WMG Associate Professor Lecture Series
Associate Professors Dr Mark Elliott & Dr Michael Auinger
Monday 1st February 2021, 1:00-2:30pm
Host: Paul Jennings
Unfortunately, due to technical issues Michael Auinger's presentation has been postponed. Mark Elliott will go ahead as planned at 1:00pm. Apologies for any inconvenience.
Dr Michael Auinger joined WMG as an Assistant Professor for Materials Modelling in March 2015 and was promoted to Associate Professor, specializing in the field of Transport Phenomena, Thermodynamics and Corrosion in March 2020.
Dr Auinger obtained his diploma of Chemical Engineering in 2005 and his doctorate of Technical Sciences in 2009 (both from Johannes Kepler University, Austria). After this, Dr Auinger spend some time as a postdoctoral researcher at the Max-Planck-Institut fuer Eisenforschung GmbH (Duesseldorf, Germany) and as a Consultant for Theoretical Chemistry.
Awards: TP Hoar Award from the British Institute of Corrosion (2016) & EOS Prize of the European Optical Society (2016)
Talk title: "Materials Modelling and Corrosion - Insights from examples to connect theory with reality"
Dr Mark Elliott is an Associate Professor at the Institute of Digital Healthcare, WMG.
Mark's core research focuses on data analysis methods for monitoring, measuring and modelling human movement and physiology to infer health status. His work further extends into the broader area of using wearable and on-the-body sensing devices to make objective measures of human behaviour and behaviour change. Much of Mark's research is highly applied and involves collaborating with commercial and NHS partners. He has received funding from EPSRC, Innovate UK and SBRI Healthcare, as well as direct industrial funding. Prior to his current position, Mark was a Research Fellow in the Sensory Motor Neuroscience (SyMoN) lab at the University of Birmingham. He completed his PhD at Aston University, developing intelligent systems to discriminate between different walking patterns.

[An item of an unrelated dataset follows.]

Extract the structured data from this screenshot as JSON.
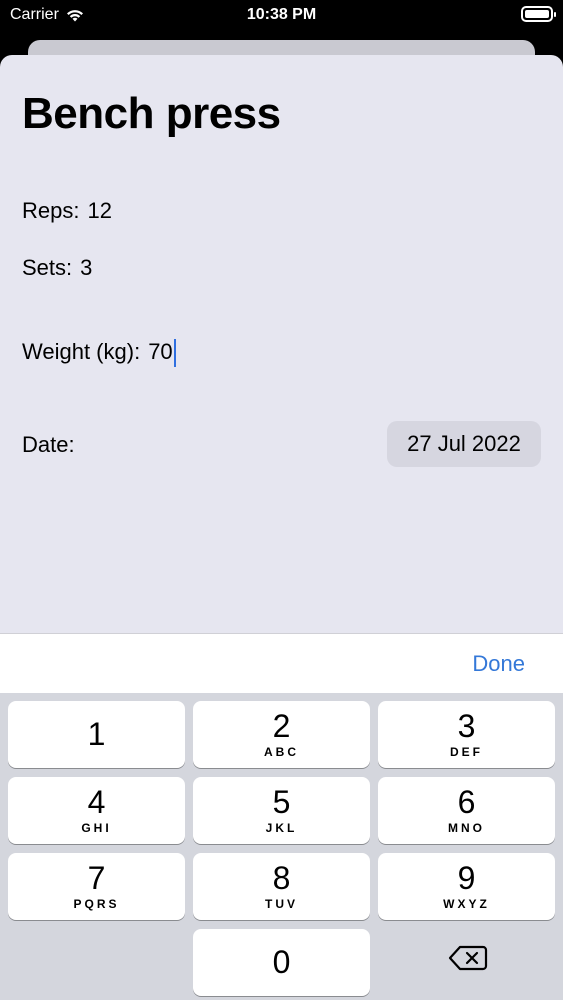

Talk title and abstract:
Keeping mobile: Understanding human behaviour and health through the measurement of movement.
Our movements can be performed with little thought or attention, such as walking, or they can involve a lot of concentration and training, such as in dance and sport. Either way, by measuring and analysing how we move, it is possible to gain a lot of insight into people's behaviour and even their health. In this talk I will give an overview of my research in human movement analysis and how it has led me to study many different subject areas, from understanding how dancers and musicians keep in time through to personalised surgical plans for people having a total hip replacement.
You are warmly invited to attend these lectures. Please register your details below and if you have any questions, please contact Elena.Monoyiou@warwick.ac.uk
Upcoming lectures - dates for your diary
Monday 22nd February 2021, 12:00-1:00pm - Associate Professor Dhammika Widanalage